__Task description__:
Look through the records below and collect all lines that hold the string "Movavi".

[Excerpted records Boundary: Start]

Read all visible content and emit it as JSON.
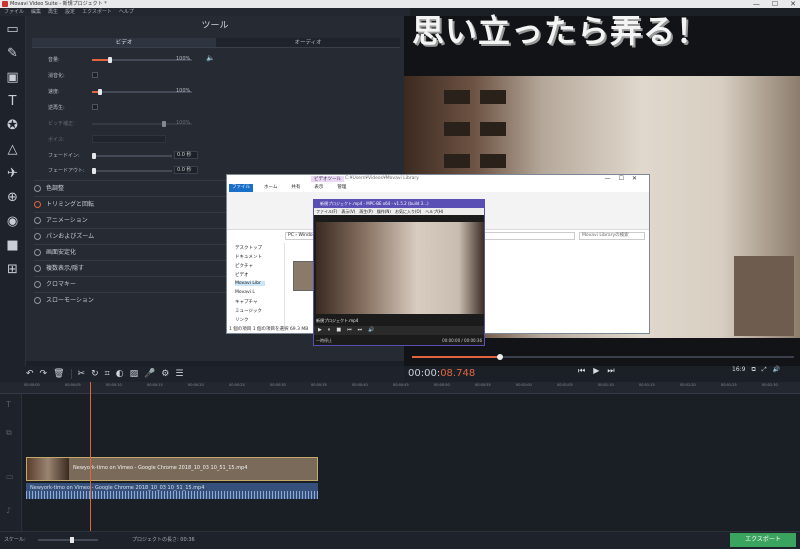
{
  "window": {
    "title": "Movavi Video Suite - 新規プロジェクト *",
    "controls": [
      "—",
      "☐",
      "✕"
    ]
  },
  "menu": [
    "ファイル",
    "編集",
    "再生",
    "設定",
    "エクスポート",
    "ヘルプ"
  ],
  "watermark": "思い立ったら弄る！",
  "tools_panel": {
    "title": "ツール",
    "tabs": [
      "ビデオ",
      "オーディオ"
    ],
    "props": [
      {
        "label": "音量:",
        "value": "100%"
      },
      {
        "label": "消音化:"
      },
      {
        "label": "速度:",
        "value": "100%"
      },
      {
        "label": "逆再生:"
      },
      {
        "label": "ピッチ補正:",
        "value": "100%"
      },
      {
        "label": "ボイス:"
      },
      {
        "label": "フェードイン:",
        "value": "0.0 秒"
      },
      {
        "label": "フェードアウト:",
        "value": "0.0 秒"
      }
    ],
    "sections": [
      "色調整",
      "トリミングと回転",
      "アニメーション",
      "パンおよびズーム",
      "画面安定化",
      "複数表示/隠す",
      "クロマキー",
      "スローモーション"
    ]
  },
  "player": {
    "timecode_main": "00:00:",
    "timecode_frac": "08.748",
    "aspect": "16:9",
    "progress": 0.23
  },
  "ruler_ticks": [
    "00:00:00",
    "00:00:05",
    "00:00:10",
    "00:00:15",
    "00:00:20",
    "00:00:25",
    "00:00:30",
    "00:00:35",
    "00:00:40",
    "00:00:45",
    "00:00:50",
    "00:00:55",
    "00:01:00",
    "00:01:05",
    "00:01:10",
    "00:01:15",
    "00:01:20",
    "00:01:25",
    "00:01:30",
    "00:01:35"
  ],
  "timeline": {
    "video_clip": "Newyork-timo on Vimeo - Google Chrome 2018_10_03 10_51_15.mp4",
    "audio_clip": "Newyork-timo on Vimeo - Google Chrome 2018_10_03 10_51_15.mp4"
  },
  "status": {
    "scale_label": "スケール:",
    "duration": "プロジェクトの長さ: 00:36",
    "export": "エクスポート"
  },
  "explorer": {
    "title": "C:¥Users¥Videos¥Movavi Library",
    "ribbon_tabs": [
      "ファイル",
      "ホーム",
      "共有",
      "表示",
      "管理"
    ],
    "context_tab": "ビデオツール",
    "address": "PC › Windows",
    "search": "Movavi Libraryの検索",
    "nav": [
      "デスクトップ",
      "ドキュメント",
      "ピクチャ",
      "ビデオ",
      "Movavi Libr",
      "Movavi L",
      "キャプチャ",
      "ミュージック",
      "リンク"
    ],
    "status": "1 個の項目  1 個の項目を選択  69.3 MB"
  },
  "mpc": {
    "title": "新規プロジェクト.mp4 - MPC-BE x64 - v1.5.2 (build 3...)",
    "menu": [
      "ファイル(F)",
      "表示(V)",
      "再生(P)",
      "操作(N)",
      "お気に入り(O)",
      "ヘルプ(H)"
    ],
    "filename": "新規プロジェクト.mp4",
    "status": "一時停止",
    "time": "00:00:00 / 00:00:36"
  }
}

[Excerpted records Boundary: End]

__Answer to this problem__:
    "title": "Movavi Video Suite - 新規プロジェクト *",
    "title": "C:¥Users¥Videos¥Movavi Library",
    "search": "Movavi Libraryの検索",
      "Movavi Libr",
      "Movavi L",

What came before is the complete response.